Bubba Matlock is a National Cutting Horse Association rider and trainer and as his website states, the “1 Million Dollar Rider.”
Cutting is an equestrian competition in which a horse and rider work together to demonstrate the horse’s athleticism and ability to handle cattle. Cutting horses are well-trained with skills to constrain the movement of a cow and prevent it from returning to the herd.
“I roped and rodeoed; my whole life was really just roping,” Bubba said.
That all changed when he moved to Crockett in 1995 and met Gerald Alexander, a performance horse starter (who starts the training on a 2-year-old horse).
“I knew he had started a bunch of colts,” Bubba said. “I never knew anything about cutting, but I went to his place and asked him for a job.”
Alexander offered him a job as a starter. Bubba lived in a travel trailer and started out earning $150 per week.
The first year he was there, all Bubba said he did was saddle and unsaddle horses. By the time he left Alexander in 1999, his pay had more than doubled. He had his own barn, where he was starting 120 colts a year.

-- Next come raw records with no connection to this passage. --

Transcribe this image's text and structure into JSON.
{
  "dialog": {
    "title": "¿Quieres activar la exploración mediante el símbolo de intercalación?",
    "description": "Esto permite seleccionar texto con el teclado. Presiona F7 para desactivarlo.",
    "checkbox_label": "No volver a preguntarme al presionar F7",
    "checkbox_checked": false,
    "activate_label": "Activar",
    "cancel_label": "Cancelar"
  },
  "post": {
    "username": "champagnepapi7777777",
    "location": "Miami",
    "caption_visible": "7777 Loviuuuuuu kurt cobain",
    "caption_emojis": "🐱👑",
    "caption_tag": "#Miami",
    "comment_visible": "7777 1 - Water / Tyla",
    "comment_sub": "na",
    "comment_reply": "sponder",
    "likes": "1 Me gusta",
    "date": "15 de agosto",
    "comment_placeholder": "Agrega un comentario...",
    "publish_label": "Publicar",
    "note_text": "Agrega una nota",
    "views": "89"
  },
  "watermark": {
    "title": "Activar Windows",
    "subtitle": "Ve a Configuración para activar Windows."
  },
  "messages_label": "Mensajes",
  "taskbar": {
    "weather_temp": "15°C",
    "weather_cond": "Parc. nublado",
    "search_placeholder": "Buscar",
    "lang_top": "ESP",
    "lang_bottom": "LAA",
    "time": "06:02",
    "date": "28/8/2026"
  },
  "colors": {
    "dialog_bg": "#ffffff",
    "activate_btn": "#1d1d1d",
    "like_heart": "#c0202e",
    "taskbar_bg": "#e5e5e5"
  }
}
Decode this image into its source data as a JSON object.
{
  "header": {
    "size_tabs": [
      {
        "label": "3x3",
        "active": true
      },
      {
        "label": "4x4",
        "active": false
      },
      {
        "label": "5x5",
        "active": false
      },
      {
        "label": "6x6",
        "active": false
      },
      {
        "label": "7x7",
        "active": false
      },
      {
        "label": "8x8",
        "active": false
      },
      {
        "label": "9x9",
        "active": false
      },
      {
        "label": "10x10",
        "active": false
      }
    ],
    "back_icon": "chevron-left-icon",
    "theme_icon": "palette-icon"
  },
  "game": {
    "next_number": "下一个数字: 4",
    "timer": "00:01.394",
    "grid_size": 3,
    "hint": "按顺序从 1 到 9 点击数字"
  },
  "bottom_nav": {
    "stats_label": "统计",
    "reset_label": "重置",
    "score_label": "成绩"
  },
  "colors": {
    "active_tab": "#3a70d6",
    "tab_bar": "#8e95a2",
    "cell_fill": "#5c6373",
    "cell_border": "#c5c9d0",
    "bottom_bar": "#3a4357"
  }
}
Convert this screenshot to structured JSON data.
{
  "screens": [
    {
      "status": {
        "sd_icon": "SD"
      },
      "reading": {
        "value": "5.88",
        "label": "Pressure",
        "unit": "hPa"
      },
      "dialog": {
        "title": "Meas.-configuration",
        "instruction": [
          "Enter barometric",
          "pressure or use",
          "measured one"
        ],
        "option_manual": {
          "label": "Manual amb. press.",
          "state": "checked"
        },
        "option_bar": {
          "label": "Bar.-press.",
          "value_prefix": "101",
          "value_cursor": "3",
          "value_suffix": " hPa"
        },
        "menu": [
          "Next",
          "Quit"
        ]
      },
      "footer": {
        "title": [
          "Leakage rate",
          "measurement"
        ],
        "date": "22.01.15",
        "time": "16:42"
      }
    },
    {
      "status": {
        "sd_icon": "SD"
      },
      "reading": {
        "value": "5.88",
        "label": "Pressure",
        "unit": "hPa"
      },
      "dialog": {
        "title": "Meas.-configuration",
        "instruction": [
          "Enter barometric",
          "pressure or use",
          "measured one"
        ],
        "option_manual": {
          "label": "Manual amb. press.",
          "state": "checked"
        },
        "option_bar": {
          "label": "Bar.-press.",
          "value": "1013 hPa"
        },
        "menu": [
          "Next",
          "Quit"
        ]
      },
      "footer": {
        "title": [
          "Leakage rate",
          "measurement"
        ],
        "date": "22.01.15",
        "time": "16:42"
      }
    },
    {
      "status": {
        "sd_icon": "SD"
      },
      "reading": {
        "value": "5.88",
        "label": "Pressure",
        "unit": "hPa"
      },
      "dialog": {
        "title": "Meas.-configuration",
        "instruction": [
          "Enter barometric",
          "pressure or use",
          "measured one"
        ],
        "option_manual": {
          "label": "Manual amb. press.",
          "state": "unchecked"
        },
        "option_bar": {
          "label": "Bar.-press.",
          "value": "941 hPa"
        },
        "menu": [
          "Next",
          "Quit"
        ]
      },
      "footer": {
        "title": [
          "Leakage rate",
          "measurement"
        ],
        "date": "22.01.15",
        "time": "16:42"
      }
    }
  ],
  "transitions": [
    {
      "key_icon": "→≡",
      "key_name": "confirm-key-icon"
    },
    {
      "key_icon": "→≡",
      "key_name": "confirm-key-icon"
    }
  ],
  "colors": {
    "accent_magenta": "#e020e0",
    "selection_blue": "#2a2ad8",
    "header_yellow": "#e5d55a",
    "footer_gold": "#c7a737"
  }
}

He attributes most of his early knowledge to Alexander.
“That’s where I really got my start in cutting,” Bubba said. “He probably taught me more than anybody could ever have taught me, just working with him.”
He then moved to Weatherford to work starting colts for Tim McCloud. That’s where he was exposed to his first cutting competition — the NCHA Futurity — where he witnessed Shannon Hall winning on Shania Cee at the Will Rogers Coliseum.
“That’s when I made my mind up that’s what I wanted to do, after watching that run. It really hit me pretty good,” Bubba said.
Under McCloud, Bubba worked as an assistant trainer and was tasked with finishing his first horse, which entails giving the animal specialized training to perform specific tasks, such as roping or cutting.
The first horse Bubba started and finished was originally purchased for $3,500 and sold for $35,000 after being trained.
“You have to let the horse tell you how they need to be trained. Not one is the same. Kinda like kids,” Bubba said.
After gaining recognition as an up-and-coming trainer, Bubba accepted a position in Tennessee as a head trainer before going out on his own, which is where he won most of his accolades.
Bubba has held training clinics in both the United States and abroad, including France and Italy, and was invited to hold a clinic in Australia that was canceled due to COVID-19 restrictions.
His determination and luck with horses has earned him numerous awards, including NCHA Futurity Reserve Champion and ACHA Super Stakes Classic Reserve Champion, and even landed him in the ACHA Open Rider Hall of Fame, an honor given to riders and trainers who have a lifetime earning of more than one million dollars.
Bubba is a champion horseman and cowboy. In the past two years, he moved back to Crockett, where it all began. He spends his time judging cutting competitions, hosting clinics and professionally showing performance cutting horses. Bubba has his eye on the NCHA Futurity Championship, which he describes as “the Super Bowl of cutting competitions.”
Bubba’s offers this advice to younger trainers and riders: “Find a good trainer, beg for a job, then work your tail off.”
For more information, visit bubbamatlock.com.